By Tony Capaccio
U.S. Army contracting officers overpaid an American company upgrading Russian-made Mi-17 helicopters as contract costs increased almost 70 percent, according to an audit by the Pentagon inspector general.
The Army Contracting Command has responded that it will seek to recoup $128,990 of $151,543 in what the audit called “excess fees” paid since 2010 to Columbia, Maryland-based Science and Engineering Services Inc. The remaining $22,553 in fees was justified, according to the audit by the inspector general dated July 28.
While the amounts wouldn’t put a dent in the Pentagon’s $496 billion annual base budget, the inspector general’s report is the latest of three to question the contracting practices of an Army-run office set up in 2010 to manage the purchase and maintenance of foreign-made helicopters such as the medium-lift Mi-17 transport helicopters sold to U.S. allies Afghanistan, Pakistan and Iraq.
The two earlier audits also found lax oversight, including a failure to “document price reasonableness” of Mi-17 upgrades.
The Russian helicopters are considered simpler to operate and maintain than their more sophisticated American competitors, and some Afghan and Iraqi pilots are already trained and experienced in flying them.
The audits didn’t touch on a politically charged debate about whether the U.S. should continue to buy new Mi-17s from Rosoboronexport, Russia’s state-run arms trader, to be provided directly to Afghanistan. That program has drawn congressional criticism since 2012, first over the company’s role in selling armed helicopters to Syrian president Bashar al-Assad and then because of deteriorating relations with Russia over Ukraine.
Instead, the audits examined contracts to overhaul and upgrade small numbers of Mi-17s bought from other sources to train U.S. and Afghan maintenance personnel.
The newest audit on upgrading Mi-17s said the Army “had limited assurance that it received fair and reasonable prices” for cockpit modifications under the 2010 contract, now valued at $15.2 million, up from $9 million. The company had received $14.1 million as of February, according to the audit labeled “For Official Use Only” that was obtained by Bloomberg News.
Not including contract overhead, the cost for the five cockpits modified rose to about $2.8 million per aircraft from $1.5 million, according to the audit. The modifications upgrade Russian helicopters with U.S.-style radios, gauges, clocks, relocated instruments and added lighting.
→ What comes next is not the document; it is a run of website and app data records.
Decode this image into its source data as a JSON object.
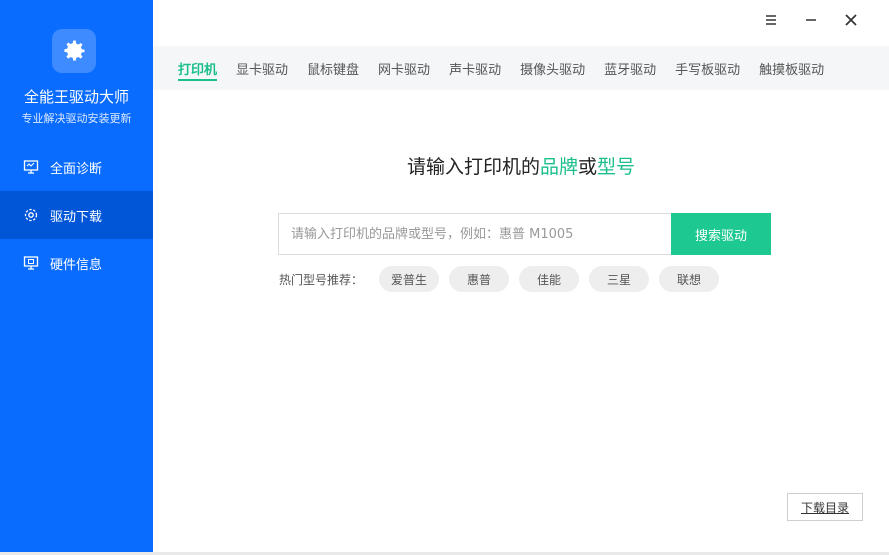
{
  "app": {
    "name": "全能王驱动大师",
    "subtitle": "专业解决驱动安装更新"
  },
  "sidebar": {
    "items": [
      {
        "label": "全面诊断",
        "icon": "monitor-icon",
        "active": false
      },
      {
        "label": "驱动下载",
        "icon": "gear-icon",
        "active": true
      },
      {
        "label": "硬件信息",
        "icon": "hardware-icon",
        "active": false
      }
    ]
  },
  "tabs": [
    {
      "label": "打印机",
      "active": true
    },
    {
      "label": "显卡驱动"
    },
    {
      "label": "鼠标键盘"
    },
    {
      "label": "网卡驱动"
    },
    {
      "label": "声卡驱动"
    },
    {
      "label": "摄像头驱动"
    },
    {
      "label": "蓝牙驱动"
    },
    {
      "label": "手写板驱动"
    },
    {
      "label": "触摸板驱动"
    }
  ],
  "main": {
    "heading_prefix": "请输入打印机的",
    "heading_brand": "品牌",
    "heading_or": "或",
    "heading_model": "型号",
    "search_placeholder": "请输入打印机的品牌或型号，例如：惠普 M1005",
    "search_value": "",
    "search_button": "搜索驱动",
    "hot_label": "热门型号推荐：",
    "hot_items": [
      "爱普生",
      "惠普",
      "佳能",
      "三星",
      "联想"
    ],
    "download_dir": "下载目录"
  },
  "colors": {
    "sidebar_bg": "#0a6cff",
    "sidebar_active": "#0056d6",
    "accent_green": "#1bbf8b"
  }
}
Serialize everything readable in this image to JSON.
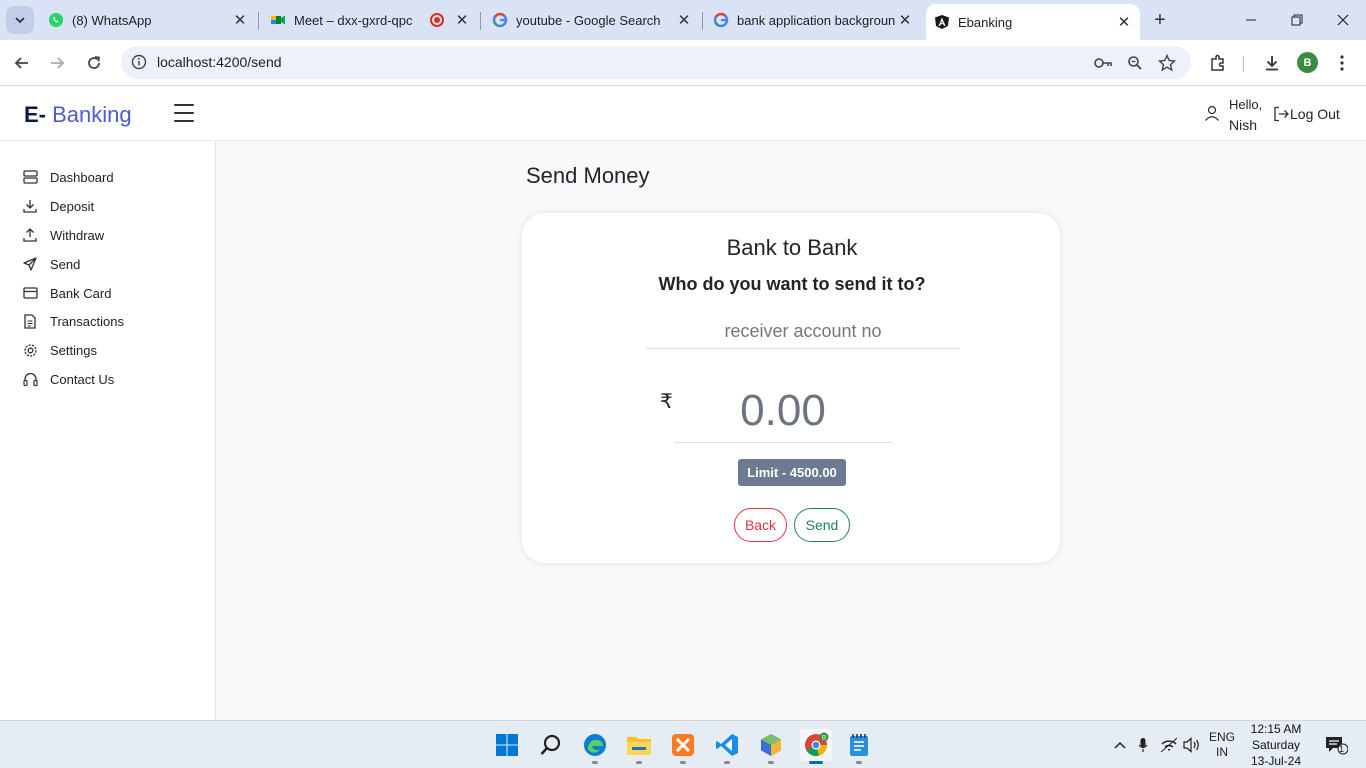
{
  "browser": {
    "tabs": [
      {
        "title": "(8) WhatsApp",
        "icon": "whatsapp-icon"
      },
      {
        "title": "Meet – dxx-gxrd-qpc",
        "icon": "google-meet-icon"
      },
      {
        "title": "youtube - Google Search",
        "icon": "google-icon"
      },
      {
        "title": "bank application backgroun",
        "icon": "google-icon"
      },
      {
        "title": "Ebanking",
        "icon": "angular-icon"
      }
    ],
    "url": "localhost:4200/send",
    "profile_initial": "B"
  },
  "app": {
    "brand_prefix": "E-",
    "brand_name": "Banking",
    "greeting": "Hello,",
    "user_name": "Nish",
    "logout_label": "Log Out"
  },
  "sidebar": {
    "items": [
      {
        "label": "Dashboard",
        "icon": "dashboard-icon"
      },
      {
        "label": "Deposit",
        "icon": "download-icon"
      },
      {
        "label": "Withdraw",
        "icon": "upload-icon"
      },
      {
        "label": "Send",
        "icon": "send-icon"
      },
      {
        "label": "Bank Card",
        "icon": "card-icon"
      },
      {
        "label": "Transactions",
        "icon": "document-icon"
      },
      {
        "label": "Settings",
        "icon": "gear-icon"
      },
      {
        "label": "Contact Us",
        "icon": "headset-icon"
      }
    ]
  },
  "main": {
    "page_title": "Send Money",
    "card_title": "Bank to Bank",
    "question": "Who do you want to send it to?",
    "account_placeholder": "receiver account no",
    "currency_symbol": "₹",
    "amount_placeholder": "0.00",
    "limit_label": "Limit - 4500.00",
    "back_label": "Back",
    "send_label": "Send"
  },
  "taskbar": {
    "language": "ENG",
    "region": "IN",
    "time": "12:15 AM",
    "day": "Saturday",
    "date": "13-Jul-24",
    "notification_count": "1"
  },
  "colors": {
    "brand_dark": "#0b1847",
    "brand_accent": "#4c5bd4",
    "back_button": "#dc3545",
    "send_button": "#198754",
    "limit_badge": "#6c7a92"
  }
}
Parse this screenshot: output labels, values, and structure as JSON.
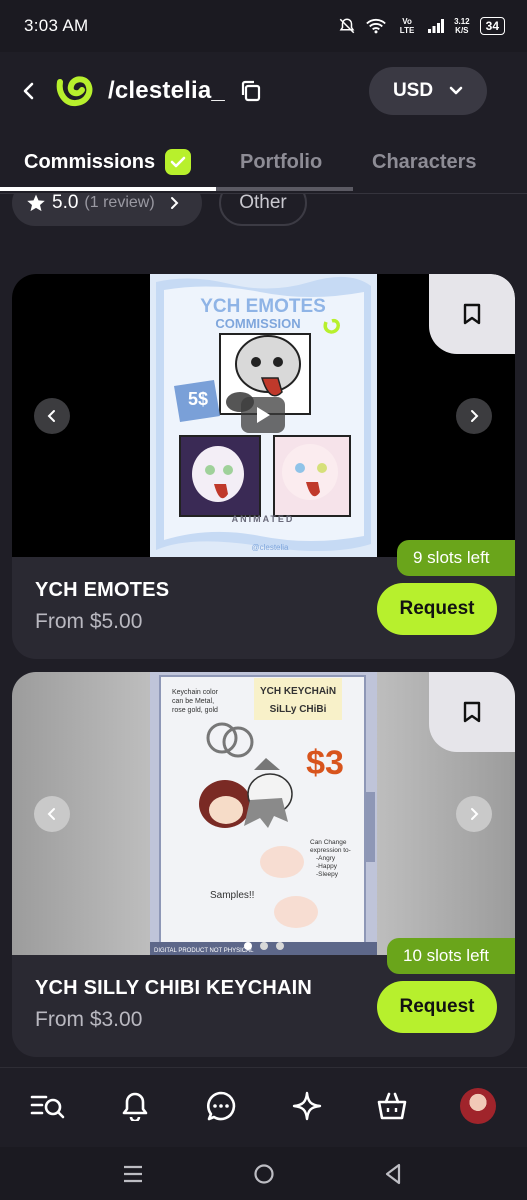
{
  "status_bar": {
    "time": "3:03 AM",
    "network_label": "Vo LTE",
    "speed_value": "3.12",
    "speed_unit": "K/S",
    "battery": "34"
  },
  "header": {
    "username": "/clestelia_",
    "currency": "USD"
  },
  "tabs": [
    {
      "label": "Commissions",
      "active": true
    },
    {
      "label": "Portfolio",
      "active": false
    },
    {
      "label": "Characters",
      "active": false
    }
  ],
  "filters": {
    "rating": "5.0",
    "reviews": "(1 review)",
    "other": "Other"
  },
  "listings": [
    {
      "title": "YCH EMOTES",
      "price": "From $5.00",
      "slots": "9 slots left",
      "request_label": "Request",
      "art": {
        "heading": "YCH EMOTES",
        "subheading": "COMMISSION",
        "price_tag": "5$",
        "caption": "ANIMATED",
        "signature": "@clestelia"
      }
    },
    {
      "title": "YCH SILLY CHIBI KEYCHAIN",
      "price": "From $3.00",
      "slots": "10 slots left",
      "request_label": "Request",
      "art": {
        "heading_1": "YCH KEYCHAiN",
        "heading_2": "SiLLy CHiBi",
        "price_tag": "$3",
        "note_left_1": "Keychain color",
        "note_left_2": "can be Metal,",
        "note_left_3": "rose gold, gold",
        "note_right_1": "Can Change",
        "note_right_2": "expression to-",
        "note_right_3": "-Angry",
        "note_right_4": "-Happy",
        "note_right_5": "-Sleepy",
        "samples": "Samples!!",
        "footer": "DIGITAL PRODUCT NOT PHYSICAL"
      }
    }
  ],
  "colors": {
    "accent": "#b7f02d",
    "slots_badge": "#6aa51b",
    "background": "#1f1e26",
    "card": "#2a2932"
  },
  "bottom_nav": [
    "search-list-icon",
    "bell-icon",
    "chat-icon",
    "sparkle-icon",
    "shopping-bag-icon",
    "avatar"
  ]
}
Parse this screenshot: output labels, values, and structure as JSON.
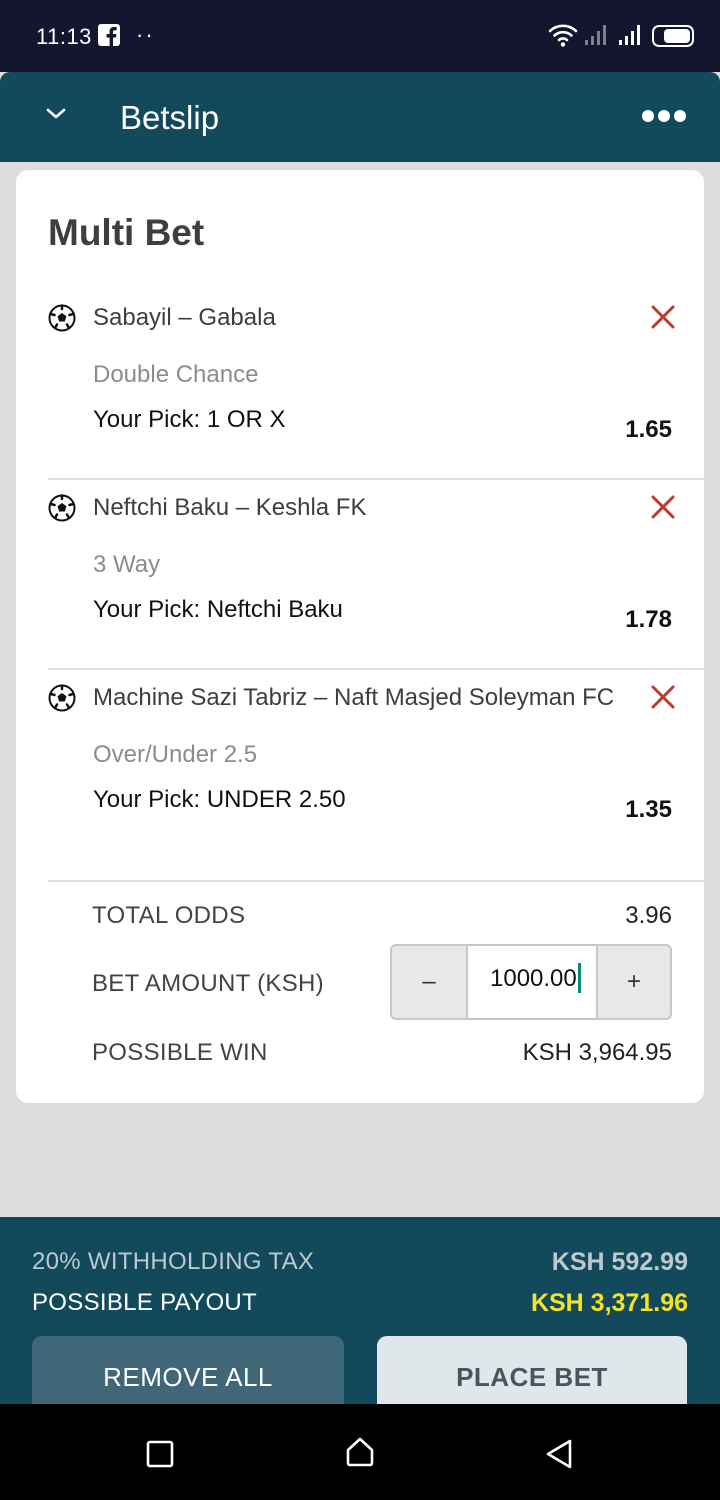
{
  "status_bar": {
    "time": "11:13"
  },
  "header": {
    "title": "Betslip"
  },
  "card": {
    "title": "Multi Bet",
    "bets": [
      {
        "match": "Sabayil – Gabala",
        "market": "Double Chance",
        "pick": "Your Pick: 1 OR X",
        "odds": "1.65"
      },
      {
        "match": "Neftchi Baku – Keshla FK",
        "market": "3 Way",
        "pick": "Your Pick: Neftchi Baku",
        "odds": "1.78"
      },
      {
        "match": "Machine Sazi Tabriz – Naft Masjed Soleyman FC",
        "market": "Over/Under 2.5",
        "pick": "Your Pick: UNDER 2.50",
        "odds": "1.35"
      }
    ]
  },
  "summary": {
    "total_odds_label": "TOTAL ODDS",
    "total_odds_value": "3.96",
    "bet_amount_label": "BET AMOUNT (KSH)",
    "bet_amount_value": "1000.00",
    "minus_label": "–",
    "plus_label": "+",
    "possible_win_label": "POSSIBLE WIN",
    "possible_win_value": "KSH 3,964.95"
  },
  "footer": {
    "tax_label": "20% WITHHOLDING TAX",
    "tax_value": "KSH 592.99",
    "payout_label": "POSSIBLE PAYOUT",
    "payout_value": "KSH 3,371.96",
    "remove_all_label": "REMOVE ALL",
    "place_bet_label": "PLACE BET"
  },
  "colors": {
    "header_bg": "#134a5b",
    "status_bg": "#13162e",
    "remove_icon": "#c0392b",
    "payout_accent": "#f2e324",
    "caret": "#00897b"
  },
  "icons": [
    "facebook-icon",
    "wifi-icon",
    "signal-icon",
    "battery-icon",
    "chevron-down-icon",
    "more-icon",
    "soccer-ball-icon",
    "close-icon",
    "nav-square-icon",
    "nav-home-icon",
    "nav-back-icon"
  ]
}
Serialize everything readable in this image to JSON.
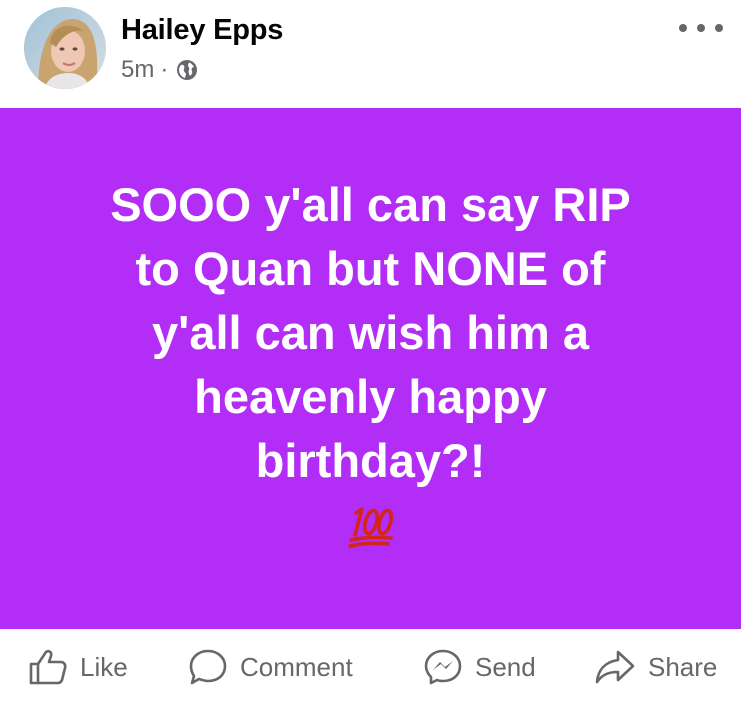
{
  "post": {
    "author": "Hailey Epps",
    "time": "5m",
    "separator": "·",
    "privacy_icon": "globe-icon",
    "menu_icon": "more-horizontal-icon",
    "status_text": "SOOO y'all can say RIP\nto Quan but NONE of\ny'all can wish him a\nheavenly happy\nbirthday?!",
    "emoji": "hundred-points-emoji",
    "background_color": "#b22ef6"
  },
  "actions": {
    "like": "Like",
    "comment": "Comment",
    "send": "Send",
    "share": "Share"
  },
  "colors": {
    "text_primary": "#050505",
    "text_secondary": "#65676b",
    "emoji_red": "#d3251a"
  }
}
The chief executive officer of closely held Science and Engineering Services, Edward J. Sinclair, a retired Army brigadier general who commanded the service’s Aviation Warfighting Center until 2006, didn’t return a call for comment.
Stephen J. O’Connor, the company’s Washington-based attorney, said in an e-mailed statement that the “subject matter of your article is currently under investigation by federal authorities and SES will make no comment regarding the subject matter pending such investigation.” O’Connor, a founding partner of Tobin, O’Connor and Ewing, didn’t divulge the nature of the investigation.
“The Army is currently conducting a thorough review of the findings and recommendations,” Pentagon spokeswoman Maureen Schumann said in an e-mailed statement.
“Upon completion of this review, the Army will take appropriate action to address the need for any corrective measures, to include the potential recoupment of funds,” she said. “No further Mi-17 cockpit modifications are planned under this specific contract.”